Mounted police officers walked in front of the procession, followed by members of the Life Guards carrying swords, as well as a pipe band dressed in tartan and members of the Household Cavalry.
Around 30 Grenadier Guards, walking in two single-file lines, marched alongside the hearse.
The Grenadier Guards is one of the most senior regiments in the British Army with soldiers recognised by the scarlet tunic and bearskin uniforms they wear on ceremonial duty at Buckingham Palace and Windsor Castle.
After the rehearsal, Coldstream Guards and members of the Royal Navy could be seen marching down the High Street in Windsor and towards Victoria barracks.
Lt Col Fred Wells, Commander 1st Battalion of the Coldstream Guards, told the PA news agency: “It’s a huge honour.
“There’s such a range of emotions that I think we’ve all felt over the last week, huge sadness that we’ve lost, in the Coldstream Guards, our Colonel-in-chief, for the armed forces our Commander-in-chief, and for the nation, the Queen.
“But at the same time there’s a real sense of excitement that we’re taking part in something quite special that for all of us will probably be one of the most momentous parades of our careers and probably one of the most momentous days of our lives.”
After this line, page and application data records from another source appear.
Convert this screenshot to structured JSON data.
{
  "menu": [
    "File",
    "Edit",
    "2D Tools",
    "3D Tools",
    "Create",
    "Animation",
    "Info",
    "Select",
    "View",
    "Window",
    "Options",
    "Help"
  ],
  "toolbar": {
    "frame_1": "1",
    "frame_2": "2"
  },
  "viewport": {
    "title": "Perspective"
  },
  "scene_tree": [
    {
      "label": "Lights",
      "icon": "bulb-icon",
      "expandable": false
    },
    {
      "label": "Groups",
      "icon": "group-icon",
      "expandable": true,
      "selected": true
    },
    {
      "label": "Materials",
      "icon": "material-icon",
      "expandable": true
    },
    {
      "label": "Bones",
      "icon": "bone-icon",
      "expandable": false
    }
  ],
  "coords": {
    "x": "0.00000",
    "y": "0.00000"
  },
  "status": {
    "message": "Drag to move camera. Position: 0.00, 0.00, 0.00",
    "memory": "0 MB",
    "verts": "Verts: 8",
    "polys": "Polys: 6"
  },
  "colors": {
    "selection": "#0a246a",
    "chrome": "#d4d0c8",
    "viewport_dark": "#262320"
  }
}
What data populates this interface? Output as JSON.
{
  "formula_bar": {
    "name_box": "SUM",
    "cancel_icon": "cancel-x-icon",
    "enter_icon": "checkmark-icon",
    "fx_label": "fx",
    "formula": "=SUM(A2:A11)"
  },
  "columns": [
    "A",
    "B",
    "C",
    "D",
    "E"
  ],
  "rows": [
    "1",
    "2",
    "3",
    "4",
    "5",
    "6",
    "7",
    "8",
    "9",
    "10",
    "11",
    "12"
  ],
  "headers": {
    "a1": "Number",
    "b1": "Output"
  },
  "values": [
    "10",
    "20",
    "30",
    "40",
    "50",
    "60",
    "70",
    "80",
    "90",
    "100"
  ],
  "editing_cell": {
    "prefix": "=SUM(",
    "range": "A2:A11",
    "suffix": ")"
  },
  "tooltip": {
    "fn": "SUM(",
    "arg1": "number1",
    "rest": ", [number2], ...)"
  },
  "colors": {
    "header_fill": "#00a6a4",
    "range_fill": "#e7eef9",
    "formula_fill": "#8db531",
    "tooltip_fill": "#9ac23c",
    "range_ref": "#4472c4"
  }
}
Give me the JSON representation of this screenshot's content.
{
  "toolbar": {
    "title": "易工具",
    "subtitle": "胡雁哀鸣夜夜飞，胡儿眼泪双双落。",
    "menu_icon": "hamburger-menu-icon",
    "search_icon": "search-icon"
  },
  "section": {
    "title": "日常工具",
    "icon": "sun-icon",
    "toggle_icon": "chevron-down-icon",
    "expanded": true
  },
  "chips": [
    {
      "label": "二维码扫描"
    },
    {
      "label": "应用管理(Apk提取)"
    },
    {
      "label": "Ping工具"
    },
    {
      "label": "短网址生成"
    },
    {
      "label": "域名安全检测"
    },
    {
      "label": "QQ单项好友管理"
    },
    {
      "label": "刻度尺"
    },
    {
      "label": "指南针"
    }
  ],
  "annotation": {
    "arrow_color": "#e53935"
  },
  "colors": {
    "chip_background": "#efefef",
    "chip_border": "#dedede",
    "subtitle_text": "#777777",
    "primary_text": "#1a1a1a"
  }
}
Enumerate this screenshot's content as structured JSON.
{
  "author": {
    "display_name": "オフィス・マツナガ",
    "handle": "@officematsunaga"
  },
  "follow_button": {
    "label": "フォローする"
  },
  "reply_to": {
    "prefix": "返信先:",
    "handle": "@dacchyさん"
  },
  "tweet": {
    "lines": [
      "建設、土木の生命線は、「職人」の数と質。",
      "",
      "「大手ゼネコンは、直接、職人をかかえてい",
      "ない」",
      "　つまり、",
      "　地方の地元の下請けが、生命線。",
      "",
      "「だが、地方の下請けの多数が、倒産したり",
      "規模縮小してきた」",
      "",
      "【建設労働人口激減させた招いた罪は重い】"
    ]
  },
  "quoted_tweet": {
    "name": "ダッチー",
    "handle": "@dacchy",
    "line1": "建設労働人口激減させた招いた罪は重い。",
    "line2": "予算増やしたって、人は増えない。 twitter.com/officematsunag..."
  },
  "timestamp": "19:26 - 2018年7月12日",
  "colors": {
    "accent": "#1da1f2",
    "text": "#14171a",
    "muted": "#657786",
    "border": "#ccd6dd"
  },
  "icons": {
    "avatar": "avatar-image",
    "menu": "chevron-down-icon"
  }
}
One spectator said she set her alarm at 3.15am to watch the rehearsals.
Katharine Horsfall said: “It’s been quite a long wait to get to the bit that I really wanted to see which was quite beautiful really, so on the day I think it will be an amazing tribute to the Queen.
“A great send-off with all the pageantry that she so well deserves.”
Another, Helen Spencer, said: “It’s very emotional. I think the thump of the drums makes your heart beat kind of in rhythm and that goes right through, it gives you goosebumps.
“Incredibly emotional, but very proud.”
The state hearse will approach the castle through Shaw Farm Gate on Windsor’s Albert Road, moving via the Long Walk, Cambridge Gate, Cambridge Drive, George IV Gate, Quadrangle (South and West sides), Engine Court, Norman Arch, Chapel Hill, Parade Ground and Horseshoe Cloister Arch.
Leading the procession and walking ahead of the coffin will be a dismounted detachment of the Household Cavalry Regiment, followed by a mounted division of the Sovereign’s Escort, a Massed Pipes and Drums of Scottish and Irish Regiments, the Bands of the Coldstream Guards and the Household Cavalry, officers of the Household Division, the Kings, Heralds and Pursuivants of Arms and members of the Queen’s personal staff.
In the centre, the state hearse is to be flanked by the pall bearers and an escort party consisting of two officers and 24 rank and file of the 1st Battalion Grenadier Guards.
Positioned in the front and rear will be The Queen’s Company Colour, the Royal Standard of the Regiment of Grenadier Guards, and a Sovereign’s Standard of the Household Cavalry.
Behind will be members of the Queen’s, the King’s and the Prince of Wales’s households, followed by further mounted and dismounted detachments of the Household Cavalry.
Later in the evening, there will be a private interment service with senior members of the royal family.
The Queen’s final resting place will be the King George VI memorial chapel, an annex to the main chapel – where her mother and father were buried, along with the ashes of her sister, Princess Margaret.
The late Duke of Edinburgh’s coffin will move from the Royal Vault to the memorial chapel to join the Queen’s.